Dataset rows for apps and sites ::

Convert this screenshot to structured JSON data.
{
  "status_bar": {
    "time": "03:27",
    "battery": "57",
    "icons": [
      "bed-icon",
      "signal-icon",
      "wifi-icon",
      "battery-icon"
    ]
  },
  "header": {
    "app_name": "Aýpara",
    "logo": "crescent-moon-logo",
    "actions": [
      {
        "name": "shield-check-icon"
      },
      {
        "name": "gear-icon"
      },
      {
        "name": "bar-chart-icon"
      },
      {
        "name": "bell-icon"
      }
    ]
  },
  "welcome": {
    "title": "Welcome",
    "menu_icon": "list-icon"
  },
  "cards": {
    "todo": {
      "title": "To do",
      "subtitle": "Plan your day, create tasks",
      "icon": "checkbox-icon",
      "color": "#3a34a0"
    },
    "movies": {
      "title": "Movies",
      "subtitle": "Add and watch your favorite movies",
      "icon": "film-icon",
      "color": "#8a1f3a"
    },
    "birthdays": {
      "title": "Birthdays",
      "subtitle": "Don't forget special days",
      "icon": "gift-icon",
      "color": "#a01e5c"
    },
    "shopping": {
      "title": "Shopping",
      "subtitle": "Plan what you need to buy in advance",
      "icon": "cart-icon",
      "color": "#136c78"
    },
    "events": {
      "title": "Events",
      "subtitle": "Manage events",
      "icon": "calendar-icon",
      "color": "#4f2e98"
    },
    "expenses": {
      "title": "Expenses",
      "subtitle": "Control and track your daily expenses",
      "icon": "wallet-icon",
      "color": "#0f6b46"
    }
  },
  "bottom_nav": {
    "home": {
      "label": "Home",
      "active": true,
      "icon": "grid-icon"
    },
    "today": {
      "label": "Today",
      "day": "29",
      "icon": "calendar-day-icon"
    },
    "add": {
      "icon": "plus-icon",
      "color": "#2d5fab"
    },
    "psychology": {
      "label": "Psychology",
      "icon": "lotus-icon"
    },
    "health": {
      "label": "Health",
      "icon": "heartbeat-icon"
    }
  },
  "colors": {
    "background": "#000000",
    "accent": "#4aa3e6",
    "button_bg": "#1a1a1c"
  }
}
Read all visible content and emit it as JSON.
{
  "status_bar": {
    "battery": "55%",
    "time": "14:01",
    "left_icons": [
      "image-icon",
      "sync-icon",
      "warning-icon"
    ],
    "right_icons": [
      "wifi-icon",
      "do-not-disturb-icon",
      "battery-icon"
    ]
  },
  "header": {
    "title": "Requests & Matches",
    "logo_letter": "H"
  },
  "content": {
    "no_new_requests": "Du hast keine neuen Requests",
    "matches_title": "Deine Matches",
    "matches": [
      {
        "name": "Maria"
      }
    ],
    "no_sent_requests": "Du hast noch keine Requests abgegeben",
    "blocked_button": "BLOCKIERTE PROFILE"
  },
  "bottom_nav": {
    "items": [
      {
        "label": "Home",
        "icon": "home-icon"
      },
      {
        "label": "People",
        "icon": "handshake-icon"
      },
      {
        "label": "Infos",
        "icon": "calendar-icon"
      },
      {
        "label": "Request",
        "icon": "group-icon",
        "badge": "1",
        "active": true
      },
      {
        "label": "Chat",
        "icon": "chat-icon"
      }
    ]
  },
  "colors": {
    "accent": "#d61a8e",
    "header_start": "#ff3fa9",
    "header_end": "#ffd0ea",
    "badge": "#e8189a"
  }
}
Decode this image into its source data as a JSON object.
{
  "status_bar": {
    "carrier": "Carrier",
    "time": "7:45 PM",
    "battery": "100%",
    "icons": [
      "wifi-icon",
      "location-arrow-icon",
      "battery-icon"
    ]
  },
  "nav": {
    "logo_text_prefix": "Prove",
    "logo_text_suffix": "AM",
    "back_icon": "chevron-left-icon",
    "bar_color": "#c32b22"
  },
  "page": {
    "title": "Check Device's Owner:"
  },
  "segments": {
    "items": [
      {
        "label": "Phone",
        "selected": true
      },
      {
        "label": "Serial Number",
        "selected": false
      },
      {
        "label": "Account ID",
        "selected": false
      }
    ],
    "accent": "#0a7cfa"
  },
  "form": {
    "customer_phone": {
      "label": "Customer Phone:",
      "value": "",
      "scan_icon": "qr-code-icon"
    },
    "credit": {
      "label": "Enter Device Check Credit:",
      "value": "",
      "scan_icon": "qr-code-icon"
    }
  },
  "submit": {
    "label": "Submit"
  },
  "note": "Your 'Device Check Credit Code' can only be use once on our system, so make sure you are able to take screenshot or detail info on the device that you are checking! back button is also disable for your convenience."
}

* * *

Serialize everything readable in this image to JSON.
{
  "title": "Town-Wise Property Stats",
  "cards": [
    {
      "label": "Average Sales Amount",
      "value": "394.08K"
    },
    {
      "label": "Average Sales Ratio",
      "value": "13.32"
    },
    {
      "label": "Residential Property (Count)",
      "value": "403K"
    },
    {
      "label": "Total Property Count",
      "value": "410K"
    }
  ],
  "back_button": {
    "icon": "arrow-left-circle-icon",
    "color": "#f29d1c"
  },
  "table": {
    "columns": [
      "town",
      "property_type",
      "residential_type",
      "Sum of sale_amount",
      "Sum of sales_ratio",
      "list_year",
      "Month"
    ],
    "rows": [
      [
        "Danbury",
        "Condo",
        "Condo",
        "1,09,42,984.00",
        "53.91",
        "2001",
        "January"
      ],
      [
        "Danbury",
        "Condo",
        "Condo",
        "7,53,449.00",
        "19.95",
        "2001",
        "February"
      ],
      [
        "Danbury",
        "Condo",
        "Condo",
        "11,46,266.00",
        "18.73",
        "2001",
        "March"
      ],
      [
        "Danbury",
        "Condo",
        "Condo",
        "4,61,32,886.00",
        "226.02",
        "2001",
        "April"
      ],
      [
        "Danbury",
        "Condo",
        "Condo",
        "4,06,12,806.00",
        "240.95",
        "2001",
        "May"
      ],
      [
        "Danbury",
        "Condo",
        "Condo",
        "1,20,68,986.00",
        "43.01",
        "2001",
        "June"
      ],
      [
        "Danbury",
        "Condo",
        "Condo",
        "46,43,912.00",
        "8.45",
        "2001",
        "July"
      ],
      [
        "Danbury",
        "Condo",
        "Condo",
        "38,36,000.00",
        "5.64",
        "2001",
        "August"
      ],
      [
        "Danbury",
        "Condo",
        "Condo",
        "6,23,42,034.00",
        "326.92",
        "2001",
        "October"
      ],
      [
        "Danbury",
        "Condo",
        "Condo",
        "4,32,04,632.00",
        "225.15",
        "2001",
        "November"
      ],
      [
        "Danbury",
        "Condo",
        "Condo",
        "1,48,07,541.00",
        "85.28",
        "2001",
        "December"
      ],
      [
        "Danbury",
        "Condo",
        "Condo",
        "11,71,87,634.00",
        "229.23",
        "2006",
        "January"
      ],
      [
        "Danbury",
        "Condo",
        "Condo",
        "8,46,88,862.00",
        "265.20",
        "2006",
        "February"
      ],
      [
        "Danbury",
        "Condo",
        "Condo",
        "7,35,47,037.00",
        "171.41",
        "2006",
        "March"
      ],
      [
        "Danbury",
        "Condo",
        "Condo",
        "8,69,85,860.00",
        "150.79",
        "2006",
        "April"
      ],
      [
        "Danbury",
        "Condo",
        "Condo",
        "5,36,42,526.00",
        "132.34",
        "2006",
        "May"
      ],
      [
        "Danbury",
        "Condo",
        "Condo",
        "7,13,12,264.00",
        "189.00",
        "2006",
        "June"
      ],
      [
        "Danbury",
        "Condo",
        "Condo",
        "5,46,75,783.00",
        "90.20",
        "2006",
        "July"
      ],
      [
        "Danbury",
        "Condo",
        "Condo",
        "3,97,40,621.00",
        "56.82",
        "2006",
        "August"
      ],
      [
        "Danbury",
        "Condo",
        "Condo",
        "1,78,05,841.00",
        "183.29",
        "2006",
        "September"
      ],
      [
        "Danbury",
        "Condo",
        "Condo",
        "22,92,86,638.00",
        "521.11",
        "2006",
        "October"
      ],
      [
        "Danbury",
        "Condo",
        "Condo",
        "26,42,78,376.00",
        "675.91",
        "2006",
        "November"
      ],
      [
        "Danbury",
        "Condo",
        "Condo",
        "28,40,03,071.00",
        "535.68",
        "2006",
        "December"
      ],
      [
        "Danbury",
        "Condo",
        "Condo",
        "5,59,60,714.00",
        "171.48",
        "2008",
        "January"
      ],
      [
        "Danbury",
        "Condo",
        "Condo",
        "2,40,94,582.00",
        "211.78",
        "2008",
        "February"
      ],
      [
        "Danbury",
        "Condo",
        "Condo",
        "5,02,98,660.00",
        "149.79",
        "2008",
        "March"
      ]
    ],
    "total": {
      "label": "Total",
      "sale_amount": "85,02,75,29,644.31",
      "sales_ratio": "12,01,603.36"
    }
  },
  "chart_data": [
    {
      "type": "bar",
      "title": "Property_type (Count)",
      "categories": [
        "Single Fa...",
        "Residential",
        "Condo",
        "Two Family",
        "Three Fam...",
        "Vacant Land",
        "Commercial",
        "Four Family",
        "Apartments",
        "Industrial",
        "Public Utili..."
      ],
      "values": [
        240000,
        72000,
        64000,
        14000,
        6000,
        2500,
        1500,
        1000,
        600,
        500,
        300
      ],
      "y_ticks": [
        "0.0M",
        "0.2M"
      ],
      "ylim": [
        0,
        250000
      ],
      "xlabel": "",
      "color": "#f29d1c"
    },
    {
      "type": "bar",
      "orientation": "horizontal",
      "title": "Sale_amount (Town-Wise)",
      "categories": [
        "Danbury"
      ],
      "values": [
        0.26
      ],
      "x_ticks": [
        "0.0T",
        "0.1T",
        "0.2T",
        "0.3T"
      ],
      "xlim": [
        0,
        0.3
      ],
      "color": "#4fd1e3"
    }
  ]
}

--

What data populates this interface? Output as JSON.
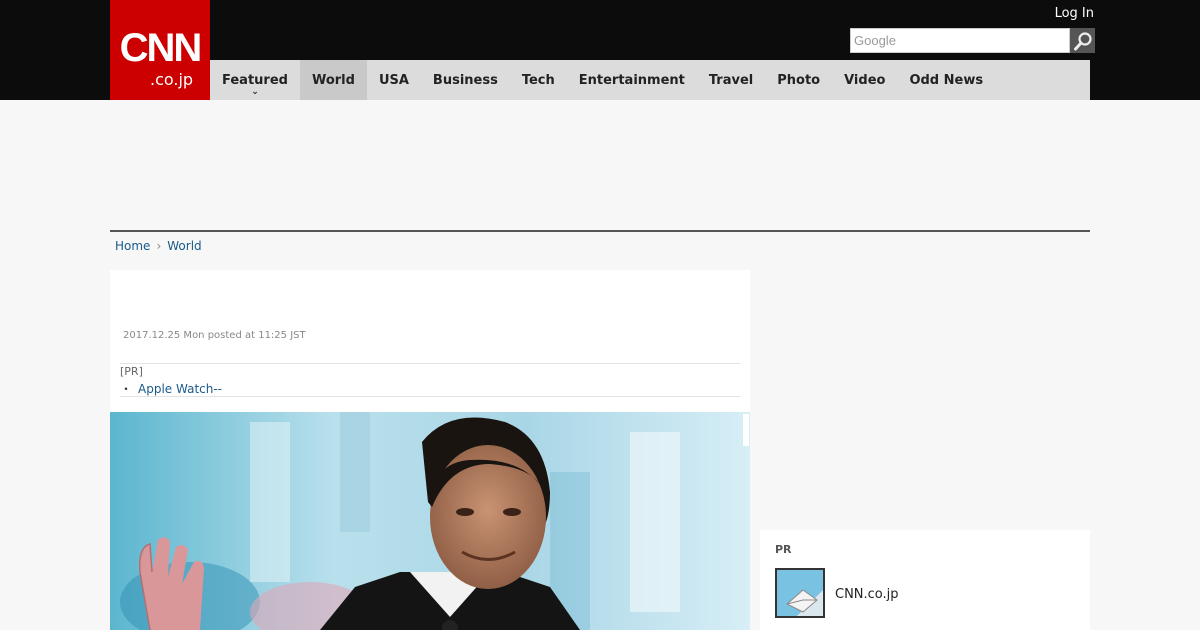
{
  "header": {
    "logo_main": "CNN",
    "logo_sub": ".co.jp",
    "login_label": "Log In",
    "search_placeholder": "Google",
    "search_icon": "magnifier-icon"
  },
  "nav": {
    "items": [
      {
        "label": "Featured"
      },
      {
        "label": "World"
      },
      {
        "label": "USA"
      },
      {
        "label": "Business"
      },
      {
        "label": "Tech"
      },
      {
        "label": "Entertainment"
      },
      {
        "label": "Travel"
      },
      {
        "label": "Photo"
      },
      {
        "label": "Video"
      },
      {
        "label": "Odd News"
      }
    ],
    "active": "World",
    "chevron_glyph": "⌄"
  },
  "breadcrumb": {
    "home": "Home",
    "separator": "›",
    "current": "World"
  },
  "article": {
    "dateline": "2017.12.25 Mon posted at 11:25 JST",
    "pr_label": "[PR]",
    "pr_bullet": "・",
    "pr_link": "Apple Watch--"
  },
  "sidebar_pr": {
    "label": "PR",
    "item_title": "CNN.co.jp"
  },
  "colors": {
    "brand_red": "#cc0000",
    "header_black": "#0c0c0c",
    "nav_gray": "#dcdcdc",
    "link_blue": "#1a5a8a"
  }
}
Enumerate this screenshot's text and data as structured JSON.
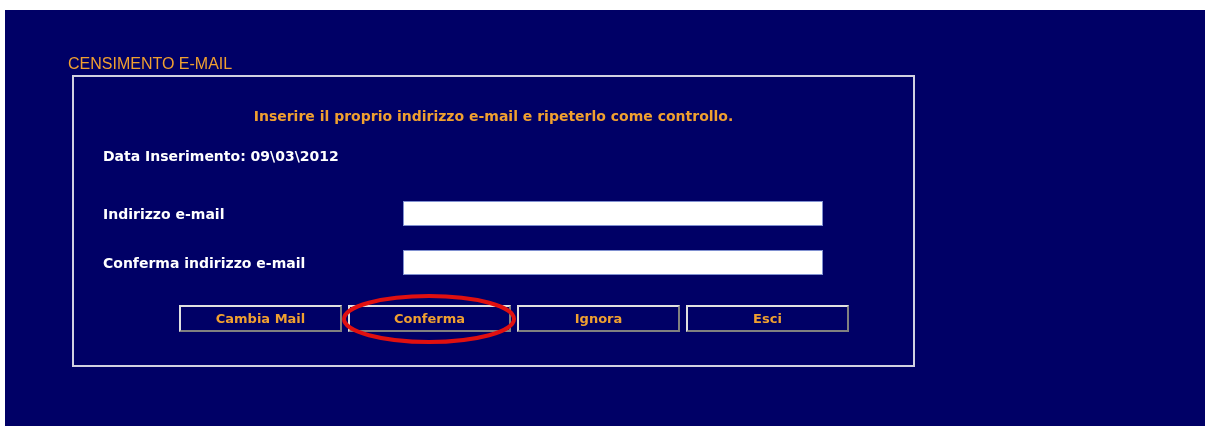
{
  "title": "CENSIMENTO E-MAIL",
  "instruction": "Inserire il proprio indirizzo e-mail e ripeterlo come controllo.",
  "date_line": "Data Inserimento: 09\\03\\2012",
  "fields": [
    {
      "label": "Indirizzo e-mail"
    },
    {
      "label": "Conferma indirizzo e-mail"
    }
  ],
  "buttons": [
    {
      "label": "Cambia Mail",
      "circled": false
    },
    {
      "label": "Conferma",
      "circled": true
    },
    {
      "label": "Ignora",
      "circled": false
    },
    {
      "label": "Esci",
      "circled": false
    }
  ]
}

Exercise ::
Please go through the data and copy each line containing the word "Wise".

Written response ::
  "title": "Town-Wise Property Stats",
      "title": "Sale_amount (Town-Wise)",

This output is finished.